◆ What is expected ◆
Copy all lines containing the string "bimer" from the records below.
------------------------------------------------------------------------
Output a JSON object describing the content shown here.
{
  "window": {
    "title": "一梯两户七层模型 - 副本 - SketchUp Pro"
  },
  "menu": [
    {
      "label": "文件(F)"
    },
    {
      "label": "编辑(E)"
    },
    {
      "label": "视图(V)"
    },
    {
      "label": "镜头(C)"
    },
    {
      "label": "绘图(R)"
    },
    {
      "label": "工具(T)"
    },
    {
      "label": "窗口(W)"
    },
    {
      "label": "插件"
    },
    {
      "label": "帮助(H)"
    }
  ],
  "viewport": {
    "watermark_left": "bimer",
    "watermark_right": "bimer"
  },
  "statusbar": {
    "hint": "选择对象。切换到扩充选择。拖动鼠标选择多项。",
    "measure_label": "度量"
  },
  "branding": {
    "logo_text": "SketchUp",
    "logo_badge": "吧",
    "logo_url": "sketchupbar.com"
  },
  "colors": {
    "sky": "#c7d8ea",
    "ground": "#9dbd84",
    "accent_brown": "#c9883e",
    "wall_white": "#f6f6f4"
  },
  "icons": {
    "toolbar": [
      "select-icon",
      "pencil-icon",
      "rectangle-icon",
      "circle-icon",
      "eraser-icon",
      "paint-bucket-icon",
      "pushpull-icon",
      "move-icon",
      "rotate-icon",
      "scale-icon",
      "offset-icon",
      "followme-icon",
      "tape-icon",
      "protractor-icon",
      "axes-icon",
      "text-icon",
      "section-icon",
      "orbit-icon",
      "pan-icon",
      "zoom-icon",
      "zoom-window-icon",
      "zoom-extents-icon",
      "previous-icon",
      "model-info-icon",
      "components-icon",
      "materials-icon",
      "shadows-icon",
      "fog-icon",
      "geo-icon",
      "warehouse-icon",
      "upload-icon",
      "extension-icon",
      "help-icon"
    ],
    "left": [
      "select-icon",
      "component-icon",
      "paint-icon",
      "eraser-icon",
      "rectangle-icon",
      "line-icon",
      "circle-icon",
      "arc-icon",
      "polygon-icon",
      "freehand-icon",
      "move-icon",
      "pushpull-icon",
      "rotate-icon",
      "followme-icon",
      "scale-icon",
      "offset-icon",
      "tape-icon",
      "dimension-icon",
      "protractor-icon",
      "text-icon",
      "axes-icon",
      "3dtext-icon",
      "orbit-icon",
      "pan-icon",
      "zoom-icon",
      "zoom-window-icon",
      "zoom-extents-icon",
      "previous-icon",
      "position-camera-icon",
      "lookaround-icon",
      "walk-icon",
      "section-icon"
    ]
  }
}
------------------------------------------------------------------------
◆ Response to the exercise ◆
    "watermark_left": "bimer",
    "watermark_right": "bimer"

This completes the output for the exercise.